Now imagine we enclose the plane of water within four rigid walls. When we drop a stone into the water, the ripples reach the walls and rebound causing disturbances; our pattern is no longer perfect, but messy and unclear; this is sound in a room without acoustic treatment.
Now let’s replace those rigid walls with surfaces that flex and give. When we drop a stone into the water, the walls flex and shift to match the movement of the ripples. The ripples still rebound, but the disturbances caused are less. Although not perfect, our pattern is recognisable and defined. This is how absorption works.
When thinking about aborption in the room you’re using for live streaming, it is best to think about key/problem areas.
Sound is inclined to “pool” in corners. This is particularly true of bass frequencies (and why you will often see bass traps in the corners of recording studios). It is also why we’re inclined to full corners with plants or furniture, etc. We are instinctively acoustically treating our living spaces.

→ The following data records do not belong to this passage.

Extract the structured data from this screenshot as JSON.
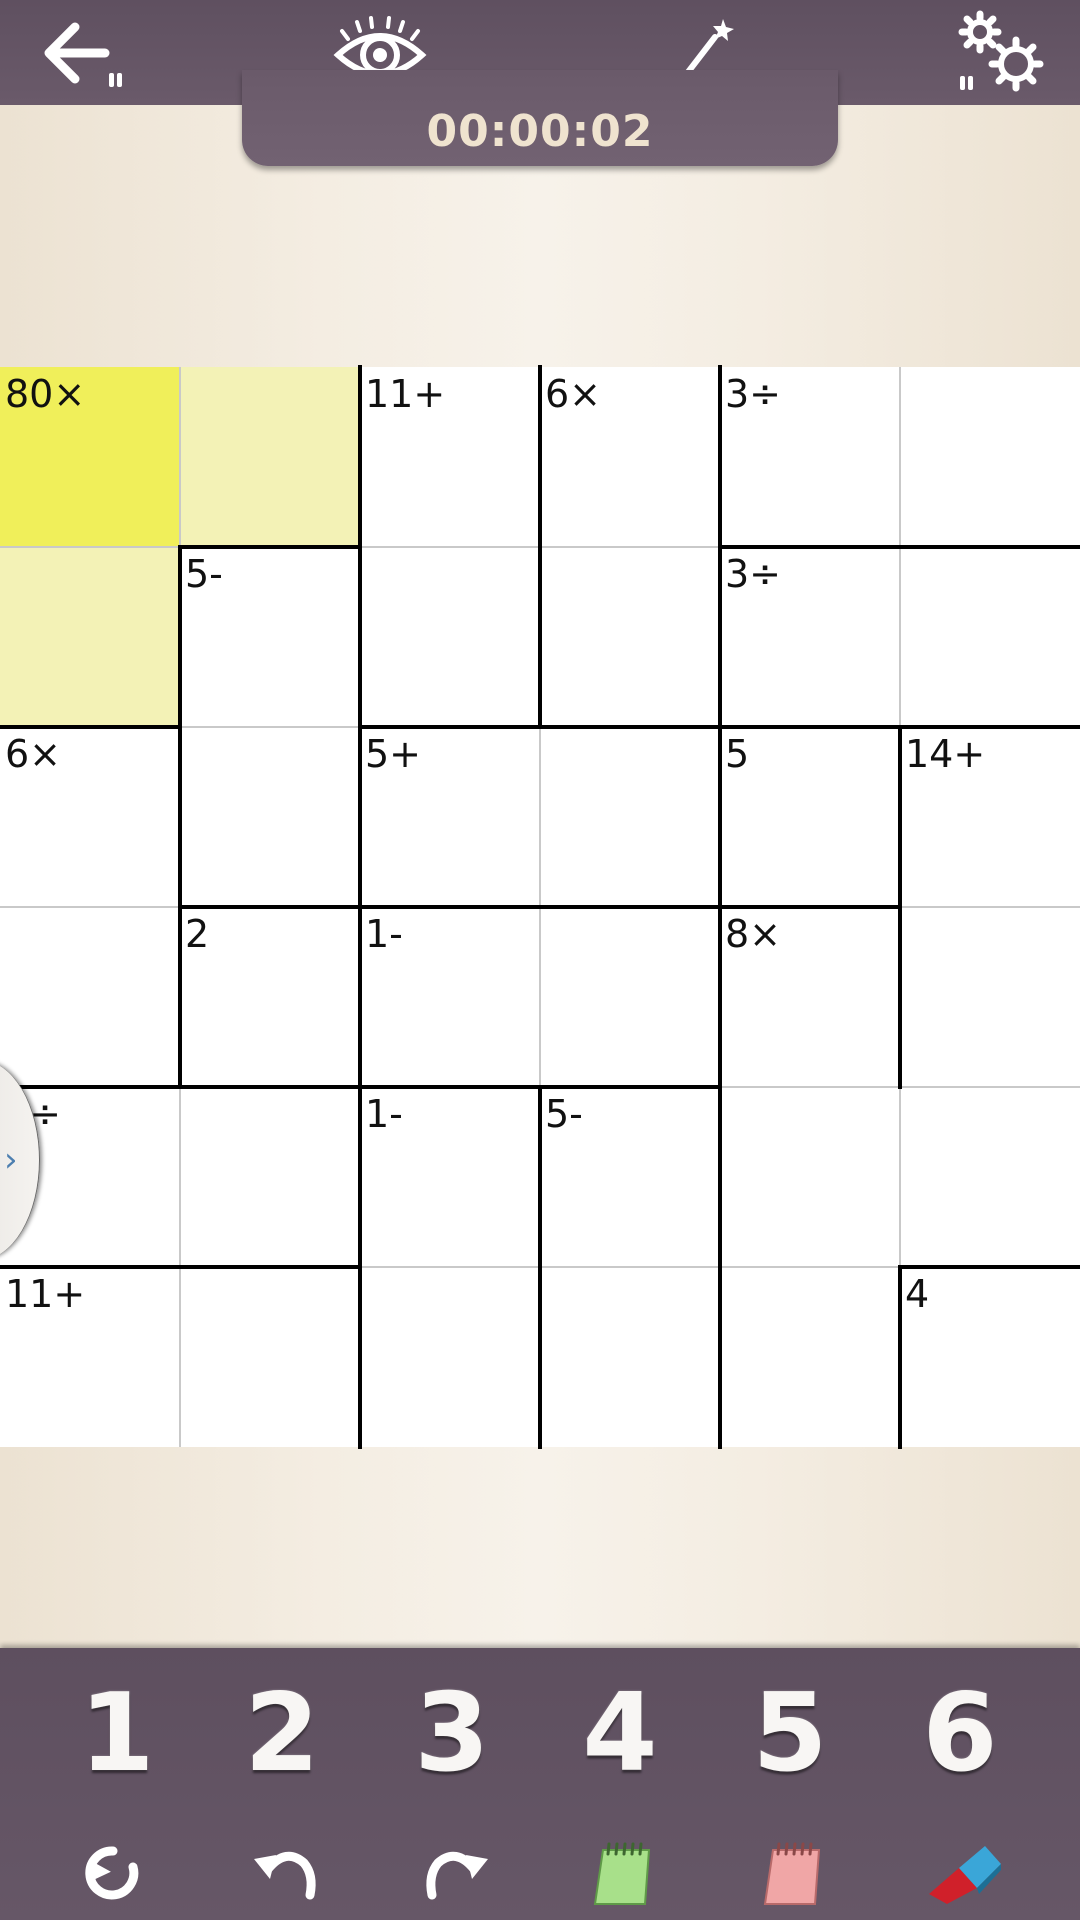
{
  "toolbar": {
    "back_icon": "back-arrow-icon",
    "reveal_icon": "eye-icon",
    "hint_icon": "magic-wand-icon",
    "settings_icon": "gears-icon"
  },
  "timer": "00:00:02",
  "board": {
    "size": 6,
    "clues": [
      [
        "80×",
        "",
        "11+",
        "6×",
        "3÷",
        ""
      ],
      [
        "",
        "5-",
        "",
        "",
        "3÷",
        ""
      ],
      [
        "6×",
        "",
        "5+",
        "",
        "5",
        "14+"
      ],
      [
        "",
        "2",
        "1-",
        "",
        "8×",
        ""
      ],
      [
        "3÷",
        "",
        "1-",
        "5-",
        "",
        ""
      ],
      [
        "11+",
        "",
        "",
        "",
        "",
        "4"
      ]
    ],
    "selected_cell": [
      0,
      0
    ],
    "highlighted_cells": [
      [
        0,
        1
      ],
      [
        1,
        0
      ]
    ],
    "colors": {
      "selected": "#f0ef5a",
      "highlighted": "#f3f2b6",
      "cell": "#ffffff"
    }
  },
  "number_pad": [
    "1",
    "2",
    "3",
    "4",
    "5",
    "6"
  ],
  "tools": [
    "reset-icon",
    "undo-icon",
    "redo-icon",
    "green-notepad-icon",
    "red-notepad-icon",
    "eraser-icon"
  ],
  "colors": {
    "bar": "#625262",
    "timer_text": "#efe3cf"
  }
}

ii) Floors and Ceilings
Floors and ceilings represent large flat surfaces likely to reflect and cause the sound in the room to become muddy or unclear. Ceilings are difficult to deal with; without professional acoustic panels, and are best left alone. Floors, on the other hand, are much easier to deal with; a simple rug will do much to improve the clarity of sound in your live streams.

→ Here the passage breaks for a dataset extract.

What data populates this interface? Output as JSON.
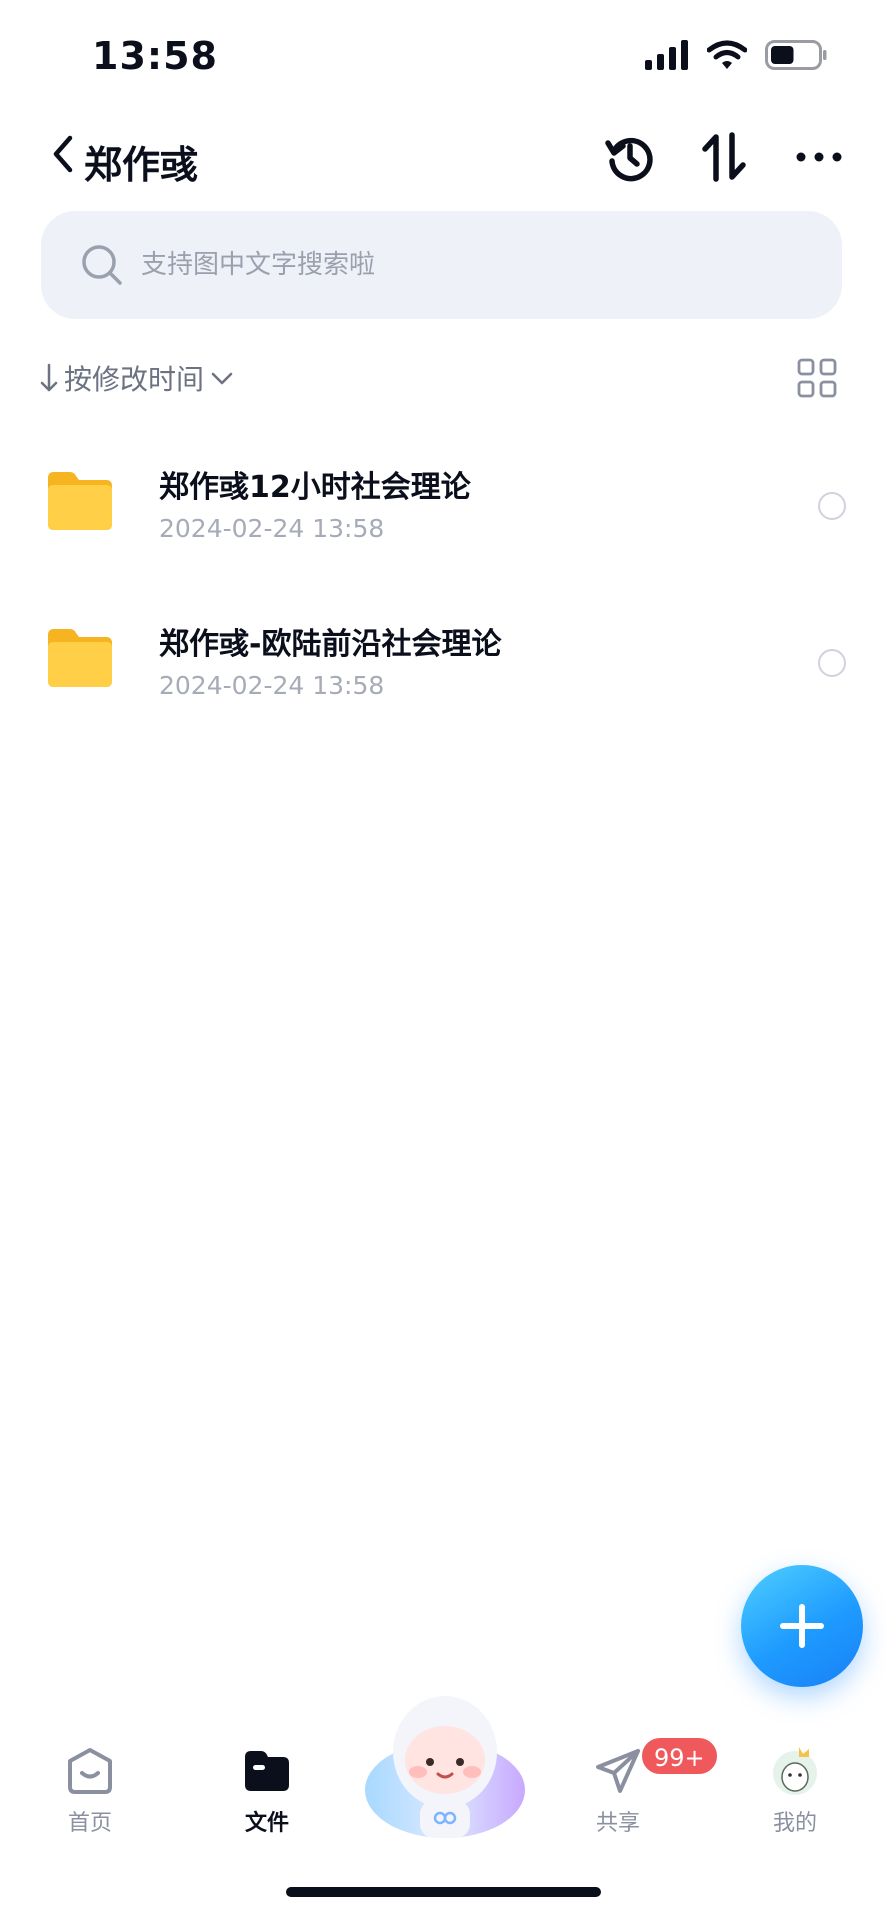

iii) Within the Room
If your home is sparsely decorated, adding cushions, throws, and table cloths, etc will help to “soften” hard surfaces and add to the amount of absorption in the room.

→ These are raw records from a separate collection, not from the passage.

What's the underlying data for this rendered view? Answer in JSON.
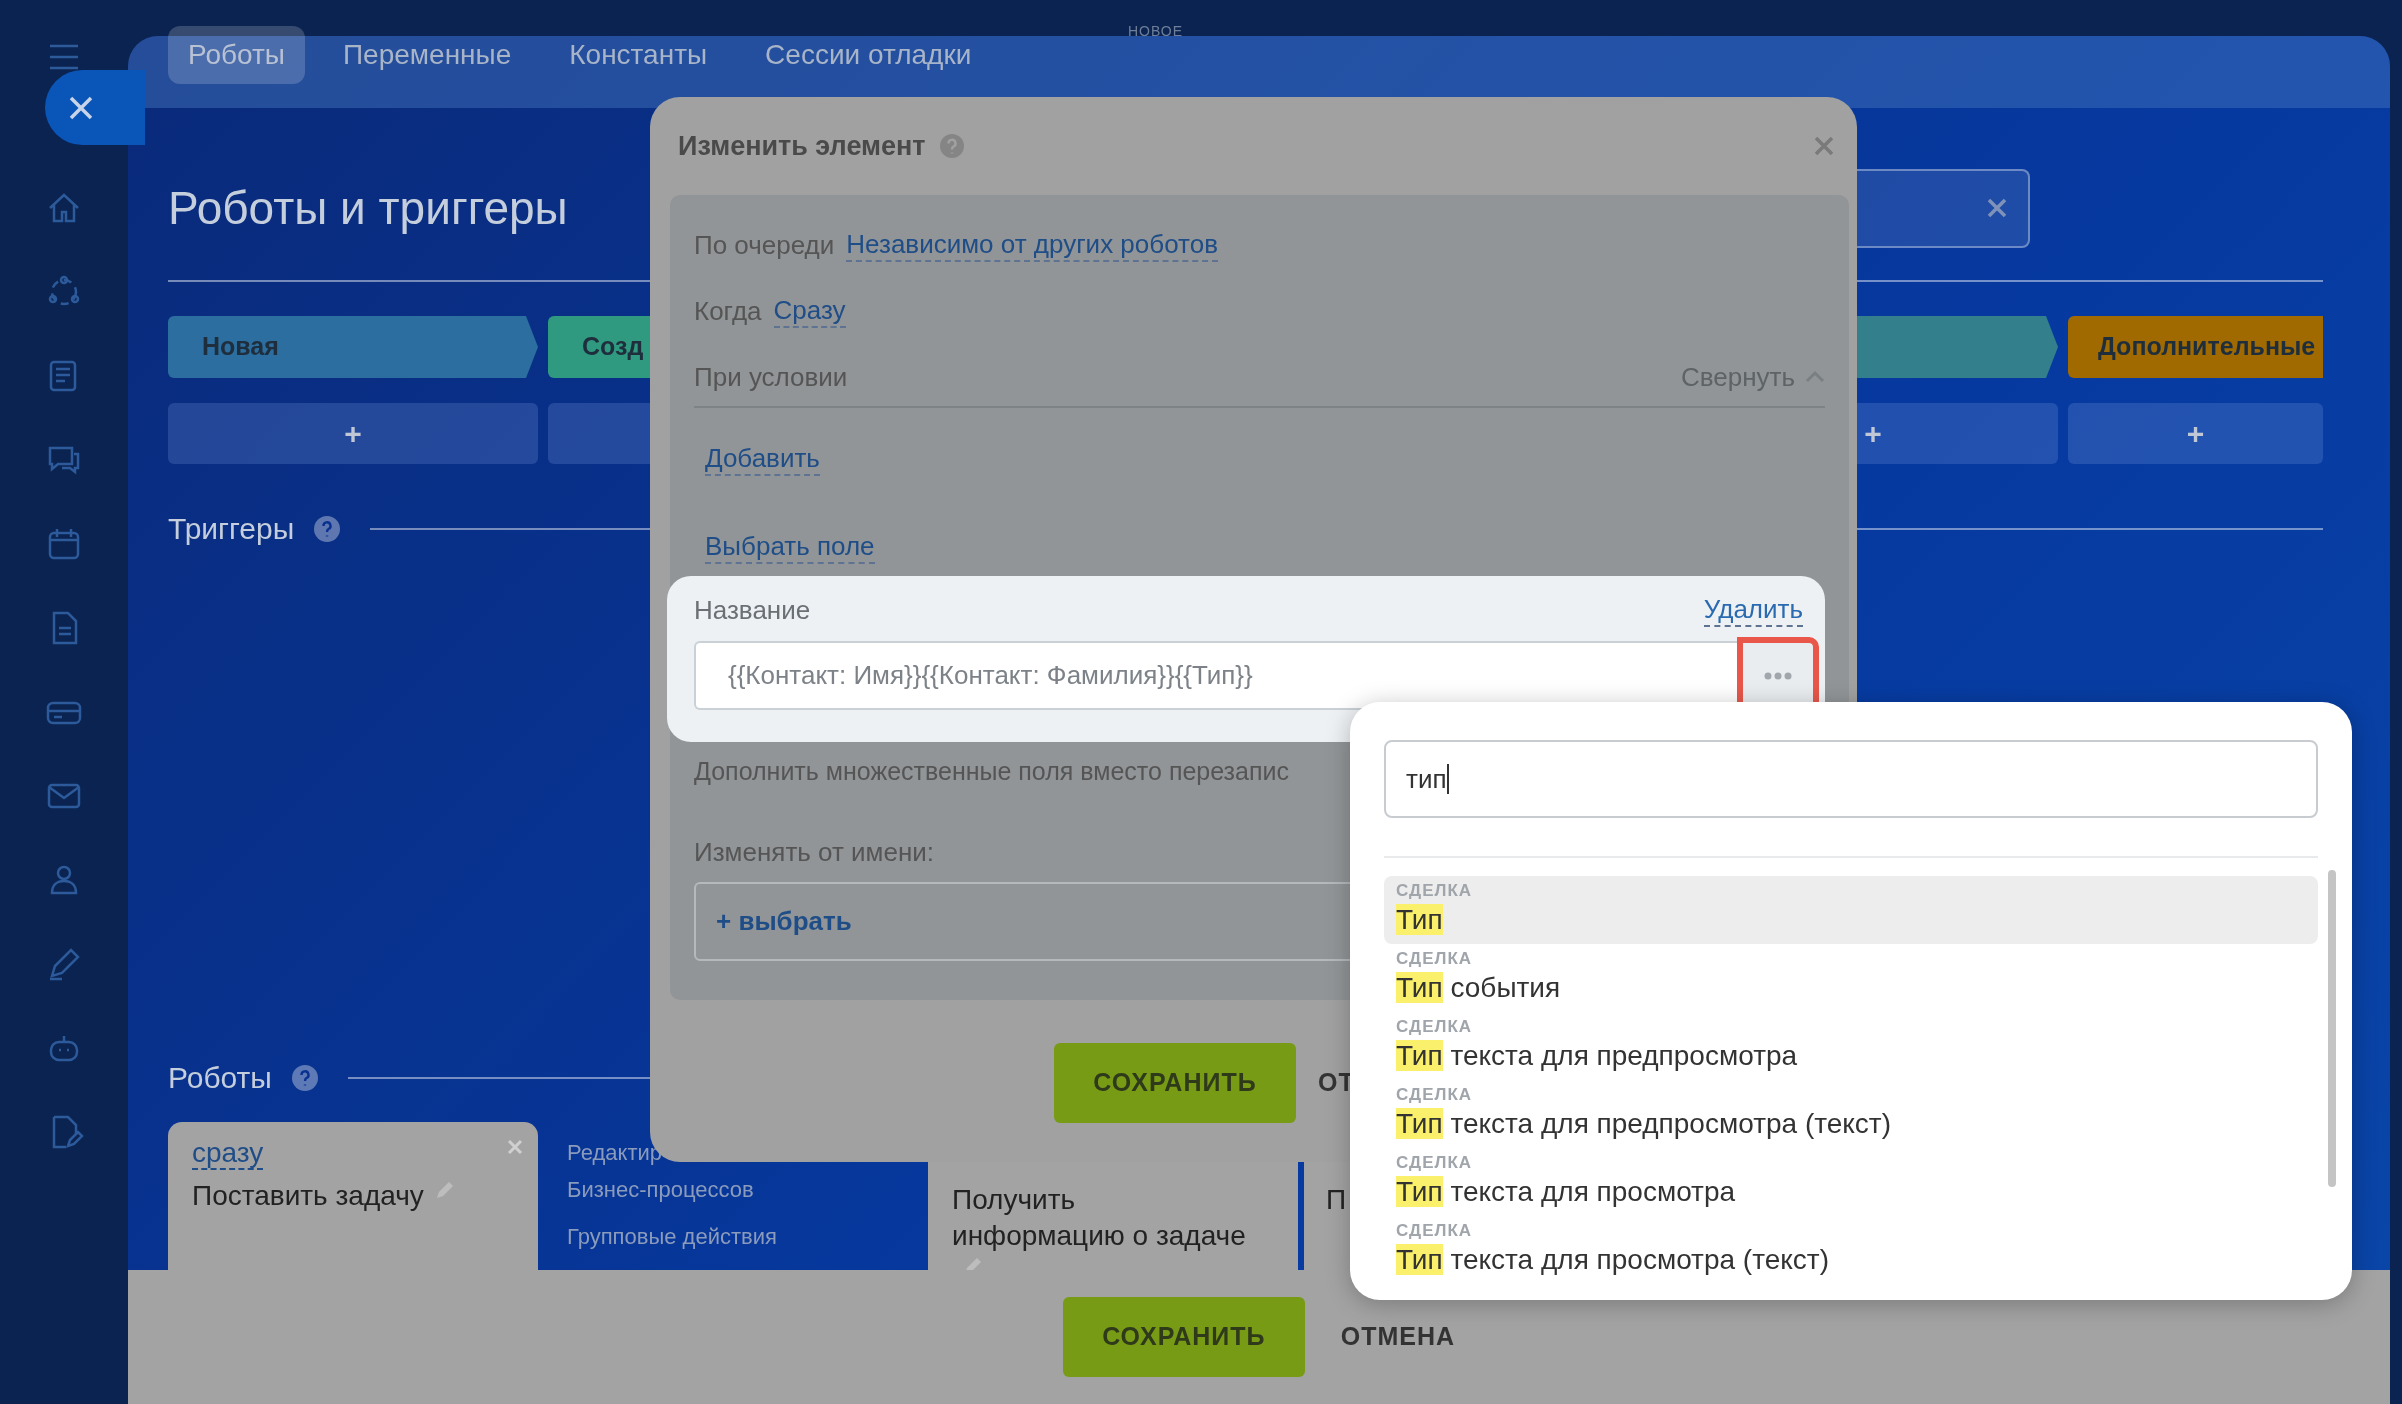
{
  "top_tabs": [
    {
      "label": "Роботы",
      "selected": true
    },
    {
      "label": "Переменные",
      "selected": false
    },
    {
      "label": "Константы",
      "selected": false
    },
    {
      "label": "Сессии отладки",
      "selected": false,
      "badge": "НОВОЕ"
    }
  ],
  "page_title": "Роботы и триггеры",
  "stages": [
    {
      "label": "Новая",
      "color": "#2b6e9f",
      "plus": "+"
    },
    {
      "label": "Созд",
      "color": "#2f9a80"
    },
    {
      "color": "#33808c",
      "plus": "+"
    },
    {
      "label": "Дополнительные",
      "color": "#a06a00",
      "plus": "+"
    }
  ],
  "triggers_heading": "Триггеры",
  "robots_heading": "Роботы",
  "robots": [
    {
      "kind": "card",
      "trigger": "сразу",
      "title": "Поставить задачу",
      "editable": true,
      "closable": true
    },
    {
      "kind": "menu",
      "items": [
        "Редактир",
        "Бизнес-процессов",
        "Групповые действия"
      ]
    },
    {
      "kind": "card",
      "title": "Получить информацию о задаче",
      "editable": true
    },
    {
      "kind": "card",
      "title": "П"
    }
  ],
  "bottom_buttons": [
    "СОХРАНИТЬ",
    "ОТМЕНА"
  ],
  "dialog": {
    "title": "Изменить элемент",
    "rows": [
      {
        "kind": "link_row",
        "label": "По очереди",
        "value": "Независимо от других роботов"
      },
      {
        "kind": "link_row",
        "label": "Когда",
        "value": "Сразу"
      },
      {
        "kind": "section",
        "label": "При условии",
        "action": "Свернуть"
      },
      {
        "kind": "link",
        "value": "Добавить"
      },
      {
        "kind": "link",
        "value": "Выбрать поле"
      },
      {
        "kind": "field",
        "label": "Название",
        "action": "Удалить",
        "value": "{{Контакт: Имя}}{{Контакт: Фамилия}}{{Тип}}",
        "more_highlighted": true
      },
      {
        "kind": "text",
        "label": "Дополнить множественные поля вместо перезапис"
      },
      {
        "kind": "picker",
        "label": "Изменять от имени:",
        "value": "+ выбрать"
      }
    ],
    "buttons": [
      "СОХРАНИТЬ",
      "ОТ"
    ]
  },
  "dropdown": {
    "query": "тип",
    "items": [
      {
        "group": "СДЕЛКА",
        "match": "Тип",
        "selected": true
      },
      {
        "group": "СДЕЛКА",
        "match": "Тип",
        "rest": " события",
        "selected": false
      },
      {
        "group": "СДЕЛКА",
        "match": "Тип",
        "rest": " текста для предпросмотра",
        "selected": false
      },
      {
        "group": "СДЕЛКА",
        "match": "Тип",
        "rest": " текста для предпросмотра (текст)",
        "selected": false
      },
      {
        "group": "СДЕЛКА",
        "match": "Тип",
        "rest": " текста для просмотра",
        "selected": false
      },
      {
        "group": "СДЕЛКА",
        "match": "Тип",
        "rest": " текста для просмотра (текст)",
        "selected": false
      }
    ]
  }
}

However if your room is already richly decorated, you may improve results by emptying the room out a little more. Sound needs space to resonate properly. A room packed with absorption will result in a “dead sound”*.
*much like a small vocal booth is good for voiceover, but poorly suited to vocal recording.
iv) Windows and Doors
Windows and doors tend to be made of smooth, hard surfaces; not ideal for sound. Curtains or, if you wish to use natural light, net curtains* can help to absorb sound. And simply hanging coats, etc off the back of doors will introduce some absorption.
*though net curtains will, in truth, offer more diffusion than absorption.
Let’s return to our plane of water, enclosed by four flexible surfaces. Instead of having four flat surfaces, let’s make the surfaces uneven and random.
When we drop a stone into the water, not only are the ripples absorbed to an extent, the rebounding ripples are sent off in all different directions by uneven and random surfaces; this has the effect of reducing the intensity of the rebounds (or “diluting” them), thus making our original ripple pattern even easier to recognise and more defined. This is diffusion.
Diffusion can be achieved by anything that introduces uneven surfaces into an otherwise flat surface.
Bookcases filled with books are extremely good at creating an uneven surface of diffusion.
Pictures hanging on walls will also serve to break up an otherwise consistently flat surface.
Plants, given their organic mess of shapes, can provide a natural form of diffusion.
iv) Decorations/General Clutter
In fact anything that adds variation to the surfaces will diffuse the sound to some extent.
It is worth noting that there is a good deal of overlap between absorption and diffusion (and, in fact, soundproofing too). For example, hanging coats on the back of a door will offer absorption and some diffusion. Net curtains will offer a little absorption and more diffusion.
The degree to which you need to treat the sound in your room will depend on the size of the room, how it is decorated to start with, and, of course, how you choose to present your style of music and how you want your audience to experience your music.
The physical space in which a sound is recorded goes a long way to determining the emotional feel of that sound. Imagine the sound of someone singing a ballad in a small living room or similar. Now imagine that same ballad sung in a cathedral. The emotional experience is quite different.